Sometimes fairness dictates that spouses must continue to share income after the divorce. This can happen, for example, when the parties have had a long marriage and only one party was the primary income-earner, or when one party needs a little extra time to establish a professional earning history that will allow him or her to support themselves at the standard of living both parties enjoyed during the marriage. When such circumstances exist, the court can order spousal support or “maintenance.” A family law attorney can help understand this process and the court orders that are handed down from family law judges.
In family law cases, courts typically order spousal support for one of three purposes.
Unlike child support, which is based on a prescribed mathematical formula, spousal support is left to the subjective discretion of the judge who must make a decision based on a number of factors, including:
● The length of the marriage
● The age and physical and emotional health of both parties
● Each party’s educational level and work history
● The earning capacity of each party
● The likelihood that the party seeking maintenance can become self-supporting at standard of living comparable to that enjoyed during the marriage
● Each party’s contributions to the marriage
. . . and several other factors. However, the driving consideration is how to fairly share income between the spouses so that, to the extent possible, the financial consequences of the divorce are borne equally by both parties and that both parties are given roughly the same tools and opportunity to financially recover.
If the court determines spousal support should be paid, the term will be set for a period of months or—more likely—years based upon the goals and objectives set forth above.
During that time period, however, the support order can be modified if your circumstances substantially change.
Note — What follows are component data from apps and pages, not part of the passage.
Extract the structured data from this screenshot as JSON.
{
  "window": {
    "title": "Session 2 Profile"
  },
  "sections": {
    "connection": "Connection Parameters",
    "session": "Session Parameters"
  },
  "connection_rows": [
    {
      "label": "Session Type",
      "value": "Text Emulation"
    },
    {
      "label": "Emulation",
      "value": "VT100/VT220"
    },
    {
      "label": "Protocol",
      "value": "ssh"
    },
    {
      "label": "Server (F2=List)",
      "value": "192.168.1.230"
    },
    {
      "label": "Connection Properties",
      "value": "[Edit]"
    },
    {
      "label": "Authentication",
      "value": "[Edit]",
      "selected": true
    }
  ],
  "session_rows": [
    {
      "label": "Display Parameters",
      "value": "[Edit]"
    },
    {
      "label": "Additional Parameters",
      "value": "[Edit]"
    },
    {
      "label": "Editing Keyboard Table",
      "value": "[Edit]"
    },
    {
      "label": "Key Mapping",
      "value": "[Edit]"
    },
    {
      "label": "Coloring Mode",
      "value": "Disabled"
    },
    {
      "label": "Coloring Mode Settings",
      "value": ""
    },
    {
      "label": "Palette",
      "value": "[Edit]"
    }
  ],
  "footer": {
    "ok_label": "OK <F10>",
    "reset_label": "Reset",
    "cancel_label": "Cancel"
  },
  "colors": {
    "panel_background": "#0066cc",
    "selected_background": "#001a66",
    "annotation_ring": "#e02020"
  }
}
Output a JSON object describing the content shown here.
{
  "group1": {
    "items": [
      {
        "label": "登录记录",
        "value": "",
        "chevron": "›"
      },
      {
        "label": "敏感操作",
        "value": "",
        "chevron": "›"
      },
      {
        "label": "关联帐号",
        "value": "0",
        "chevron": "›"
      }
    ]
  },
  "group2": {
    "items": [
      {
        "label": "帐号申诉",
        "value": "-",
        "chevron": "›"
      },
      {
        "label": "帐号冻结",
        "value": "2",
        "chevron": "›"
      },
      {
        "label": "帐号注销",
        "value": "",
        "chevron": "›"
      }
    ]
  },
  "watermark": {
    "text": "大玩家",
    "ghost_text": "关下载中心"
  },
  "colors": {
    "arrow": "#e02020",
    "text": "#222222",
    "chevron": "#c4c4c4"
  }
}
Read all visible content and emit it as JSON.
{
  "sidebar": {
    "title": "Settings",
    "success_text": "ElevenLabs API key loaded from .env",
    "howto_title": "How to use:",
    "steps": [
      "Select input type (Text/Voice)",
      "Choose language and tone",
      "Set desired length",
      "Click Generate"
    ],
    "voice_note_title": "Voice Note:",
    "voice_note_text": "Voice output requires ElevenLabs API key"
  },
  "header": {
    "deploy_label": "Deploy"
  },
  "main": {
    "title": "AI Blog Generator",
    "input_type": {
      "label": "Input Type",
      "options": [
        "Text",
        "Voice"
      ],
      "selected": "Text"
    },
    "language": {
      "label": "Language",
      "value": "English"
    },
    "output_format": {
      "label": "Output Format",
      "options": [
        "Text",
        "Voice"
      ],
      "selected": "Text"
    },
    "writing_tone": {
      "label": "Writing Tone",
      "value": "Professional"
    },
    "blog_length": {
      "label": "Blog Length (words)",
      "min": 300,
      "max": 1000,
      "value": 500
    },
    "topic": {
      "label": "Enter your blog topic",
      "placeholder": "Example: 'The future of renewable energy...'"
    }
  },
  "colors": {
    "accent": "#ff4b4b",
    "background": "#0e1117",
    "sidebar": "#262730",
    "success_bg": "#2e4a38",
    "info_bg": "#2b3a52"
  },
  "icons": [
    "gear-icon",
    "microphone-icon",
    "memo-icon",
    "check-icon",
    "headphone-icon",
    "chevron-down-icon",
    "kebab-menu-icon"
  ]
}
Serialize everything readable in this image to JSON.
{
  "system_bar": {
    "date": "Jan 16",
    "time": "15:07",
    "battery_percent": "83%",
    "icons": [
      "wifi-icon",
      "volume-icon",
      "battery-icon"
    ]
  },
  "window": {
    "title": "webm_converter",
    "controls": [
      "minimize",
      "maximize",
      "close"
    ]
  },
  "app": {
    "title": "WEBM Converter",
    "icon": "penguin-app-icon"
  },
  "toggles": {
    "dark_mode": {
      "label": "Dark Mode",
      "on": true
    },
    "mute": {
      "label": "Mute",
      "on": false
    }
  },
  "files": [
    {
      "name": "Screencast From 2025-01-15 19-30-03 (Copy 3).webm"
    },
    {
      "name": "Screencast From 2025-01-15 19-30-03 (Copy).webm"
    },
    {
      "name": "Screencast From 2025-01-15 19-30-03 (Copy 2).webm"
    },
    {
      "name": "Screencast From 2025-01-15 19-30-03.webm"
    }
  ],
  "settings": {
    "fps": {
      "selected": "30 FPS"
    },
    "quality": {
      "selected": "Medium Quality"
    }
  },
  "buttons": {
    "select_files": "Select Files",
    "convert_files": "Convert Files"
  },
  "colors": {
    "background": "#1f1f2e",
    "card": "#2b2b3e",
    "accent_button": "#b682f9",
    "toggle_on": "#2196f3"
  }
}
If, for example, you lose your job, your spouse receives large promotions or bonuses, or one of you becomes ill and unable to work, you might be able to modify either the amount or the duration of your spousal support payments.
Sometimes, the court will order “indefinite” maintenance. This does not mean you must pay (or that you will receive) maintenance forever. This merely means the order will remain in effect until further order of the court—which could be months from now or years from now depending on your circumstances. This is the court’s way of leaving the maintenance termination date “open” and flexible in order to accommodate changing circumstances such as a party’s pending retirement, the receipt of a forthcoming inheritance, or the emancipation of the parties’ children.
In any event, spousal support typically terminates automatically if the recipient spouse remarries or if either spouse dies.
Spousal support can be modified in one of two ways: Through agreement or through litigation.
Parties can agree to modify their spousal support outside of court by negotiating with each other directly, through lawyers, or via alternative dispute resolution such as mediation. Reaching an agreement outside of court allows the parties the most discretion and flexibility to establish a spousal support obligation that meets their objectives.
Once an agreement is reached, the parties can file a “Stipulation and Order” in their underlying court case and, once approved by the judge, the new support obligation will take effect. This can usually be accomplished entirely on paper and without a court hearing.
If parties cannot agree to modify spousal support, one party or the other will have to file a Motion in court asking for a modification. They will have to explain why they are seeking a modification and will have to specify the “substantial change in circumstances” that has occurred since entry of the last support order. Common reasons to request a support modification include a change in one or both parties’ incomes or employment status; the emancipation of the parties’ children; or one or both parties reaching a reasonable retirement age.
One thing that can never be modified is a waiver of spousal support. If, at the time of divorce, one spouse or the other waives maintenance, they cannot ever come back to court to seek spousal support from the other party—even if they experience a substantial change in circumstances that would justify a maintenance award.
Parties also cannot modify maintenance orders that they have specifically agreed will be non-modifiable as part of a comprehensive divorce settlement.
For more information on spousal support and how it might work in your particular case, call one of our Milwaukee family lawyers at (414) 485-0191 for a consultation or contact us about the divorce process and support of a spouse.
933 N. Mayfair Rd., Suite 300
Milwaukee, WI 53226
M – F: 6:30am – 8pm
Sa – Su: 7:30am – 6pm